## [What you are asked to do]
Each line below must be set down exactly as it stands.

## [Records for this exercise]
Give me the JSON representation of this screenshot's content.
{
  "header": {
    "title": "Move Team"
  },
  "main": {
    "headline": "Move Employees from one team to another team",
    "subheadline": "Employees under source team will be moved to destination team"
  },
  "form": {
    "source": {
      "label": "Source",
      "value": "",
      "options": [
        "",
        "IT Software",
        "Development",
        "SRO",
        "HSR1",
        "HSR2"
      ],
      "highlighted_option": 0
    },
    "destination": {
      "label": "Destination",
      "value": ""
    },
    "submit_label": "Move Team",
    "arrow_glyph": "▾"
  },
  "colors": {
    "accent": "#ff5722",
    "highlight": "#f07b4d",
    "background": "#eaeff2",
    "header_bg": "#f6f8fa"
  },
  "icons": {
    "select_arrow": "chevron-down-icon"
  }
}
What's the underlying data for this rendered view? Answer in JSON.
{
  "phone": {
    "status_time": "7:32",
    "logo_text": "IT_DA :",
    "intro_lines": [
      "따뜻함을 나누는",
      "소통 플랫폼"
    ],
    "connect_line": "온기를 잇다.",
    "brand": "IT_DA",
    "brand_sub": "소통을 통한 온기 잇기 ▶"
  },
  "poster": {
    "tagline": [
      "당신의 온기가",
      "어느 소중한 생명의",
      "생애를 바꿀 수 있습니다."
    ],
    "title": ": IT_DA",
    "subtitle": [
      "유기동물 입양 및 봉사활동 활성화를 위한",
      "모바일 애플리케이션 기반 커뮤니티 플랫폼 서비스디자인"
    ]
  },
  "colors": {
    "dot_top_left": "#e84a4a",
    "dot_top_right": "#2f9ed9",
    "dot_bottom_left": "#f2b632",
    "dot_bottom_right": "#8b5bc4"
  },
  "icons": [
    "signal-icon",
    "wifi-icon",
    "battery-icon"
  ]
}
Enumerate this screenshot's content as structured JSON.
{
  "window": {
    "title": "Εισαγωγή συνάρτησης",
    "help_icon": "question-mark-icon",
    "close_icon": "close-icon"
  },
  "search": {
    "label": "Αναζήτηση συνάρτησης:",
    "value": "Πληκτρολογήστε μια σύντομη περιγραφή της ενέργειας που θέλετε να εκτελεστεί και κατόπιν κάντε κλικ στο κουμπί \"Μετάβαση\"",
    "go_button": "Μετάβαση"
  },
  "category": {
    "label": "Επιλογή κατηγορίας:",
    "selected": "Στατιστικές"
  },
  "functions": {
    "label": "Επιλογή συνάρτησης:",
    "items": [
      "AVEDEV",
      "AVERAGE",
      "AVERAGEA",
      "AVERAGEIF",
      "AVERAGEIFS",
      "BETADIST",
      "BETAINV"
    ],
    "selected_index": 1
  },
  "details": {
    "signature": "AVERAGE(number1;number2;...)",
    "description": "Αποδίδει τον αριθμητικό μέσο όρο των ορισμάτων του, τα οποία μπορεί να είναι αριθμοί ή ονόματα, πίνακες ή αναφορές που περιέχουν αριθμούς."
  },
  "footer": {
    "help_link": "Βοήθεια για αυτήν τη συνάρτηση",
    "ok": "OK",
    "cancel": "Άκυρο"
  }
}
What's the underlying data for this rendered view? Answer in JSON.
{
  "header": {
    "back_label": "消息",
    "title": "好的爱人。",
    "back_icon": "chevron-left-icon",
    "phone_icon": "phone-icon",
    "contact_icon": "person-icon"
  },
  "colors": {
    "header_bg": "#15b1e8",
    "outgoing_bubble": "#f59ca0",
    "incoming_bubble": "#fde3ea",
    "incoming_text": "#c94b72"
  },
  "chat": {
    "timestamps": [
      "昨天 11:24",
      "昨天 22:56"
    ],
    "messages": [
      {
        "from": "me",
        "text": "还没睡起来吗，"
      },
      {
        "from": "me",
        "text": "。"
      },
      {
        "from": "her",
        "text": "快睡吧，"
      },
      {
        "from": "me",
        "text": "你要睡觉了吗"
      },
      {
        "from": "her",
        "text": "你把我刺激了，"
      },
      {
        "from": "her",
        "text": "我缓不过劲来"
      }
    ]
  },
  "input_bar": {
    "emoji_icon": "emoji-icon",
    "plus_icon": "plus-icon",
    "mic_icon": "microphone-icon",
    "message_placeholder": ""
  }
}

## [Answer area]
Give me the JSON representation of this screenshot's content.
{
  "header": {
    "title": "Move Team"
  },
  "main": {
    "headline": "Move Employees from one team to another team",
    "subheadline": "Employees under source team will be moved to destination team"
  },
  "form": {
    "source": {
      "label": "Source",
      "value": "",
      "options": [
        "",
        "IT Software",
        "Development",
        "SRO",
        "HSR1",
        "HSR2"
      ],
      "highlighted_option": 0
    },
    "destination": {
      "label": "Destination",
      "value": ""
    },
    "submit_label": "Move Team",
    "arrow_glyph": "▾"
  },
  "colors": {
    "accent": "#ff5722",
    "highlight": "#f07b4d",
    "background": "#eaeff2",
    "header_bg": "#f6f8fa"
  },
  "icons": {
    "select_arrow": "chevron-down-icon"
  }
}
What's the underlying data for this rendered view? Answer in JSON.
{
  "phone": {
    "status_time": "7:32",
    "logo_text": "IT_DA :",
    "intro_lines": [
      "따뜻함을 나누는",
      "소통 플랫폼"
    ],
    "connect_line": "온기를 잇다.",
    "brand": "IT_DA",
    "brand_sub": "소통을 통한 온기 잇기 ▶"
  },
  "poster": {
    "tagline": [
      "당신의 온기가",
      "어느 소중한 생명의",
      "생애를 바꿀 수 있습니다."
    ],
    "title": ": IT_DA",
    "subtitle": [
      "유기동물 입양 및 봉사활동 활성화를 위한",
      "모바일 애플리케이션 기반 커뮤니티 플랫폼 서비스디자인"
    ]
  },
  "colors": {
    "dot_top_left": "#e84a4a",
    "dot_top_right": "#2f9ed9",
    "dot_bottom_left": "#f2b632",
    "dot_bottom_right": "#8b5bc4"
  },
  "icons": [
    "signal-icon",
    "wifi-icon",
    "battery-icon"
  ]
}
Enumerate this screenshot's content as structured JSON.
{
  "window": {
    "title": "Εισαγωγή συνάρτησης",
    "help_icon": "question-mark-icon",
    "close_icon": "close-icon"
  },
  "search": {
    "label": "Αναζήτηση συνάρτησης:",
    "value": "Πληκτρολογήστε μια σύντομη περιγραφή της ενέργειας που θέλετε να εκτελεστεί και κατόπιν κάντε κλικ στο κουμπί \"Μετάβαση\"",
    "go_button": "Μετάβαση"
  },
  "category": {
    "label": "Επιλογή κατηγορίας:",
    "selected": "Στατιστικές"
  },
  "functions": {
    "label": "Επιλογή συνάρτησης:",
    "items": [
      "AVEDEV",
      "AVERAGE",
      "AVERAGEA",
      "AVERAGEIF",
      "AVERAGEIFS",
      "BETADIST",
      "BETAINV"
    ],
    "selected_index": 1
  },
  "details": {
    "signature": "AVERAGE(number1;number2;...)",
    "description": "Αποδίδει τον αριθμητικό μέσο όρο των ορισμάτων του, τα οποία μπορεί να είναι αριθμοί ή ονόματα, πίνακες ή αναφορές που περιέχουν αριθμούς."
  },
  "footer": {
    "help_link": "Βοήθεια για αυτήν τη συνάρτηση",
    "ok": "OK",
    "cancel": "Άκυρο"
  }
}
What's the underlying data for this rendered view? Answer in JSON.
{
  "header": {
    "back_label": "消息",
    "title": "好的爱人。",
    "back_icon": "chevron-left-icon",
    "phone_icon": "phone-icon",
    "contact_icon": "person-icon"
  },
  "colors": {
    "header_bg": "#15b1e8",
    "outgoing_bubble": "#f59ca0",
    "incoming_bubble": "#fde3ea",
    "incoming_text": "#c94b72"
  },
  "chat": {
    "timestamps": [
      "昨天 11:24",
      "昨天 22:56"
    ],
    "messages": [
      {
        "from": "me",
        "text": "还没睡起来吗，"
      },
      {
        "from": "me",
        "text": "。"
      },
      {
        "from": "her",
        "text": "快睡吧，"
      },
      {
        "from": "me",
        "text": "你要睡觉了吗"
      },
      {
        "from": "her",
        "text": "你把我刺激了，"
      },
      {
        "from": "her",
        "text": "我缓不过劲来"
      }
    ]
  },
  "input_bar": {
    "emoji_icon": "emoji-icon",
    "plus_icon": "plus-icon",
    "mic_icon": "microphone-icon",
    "message_placeholder": ""
  }
}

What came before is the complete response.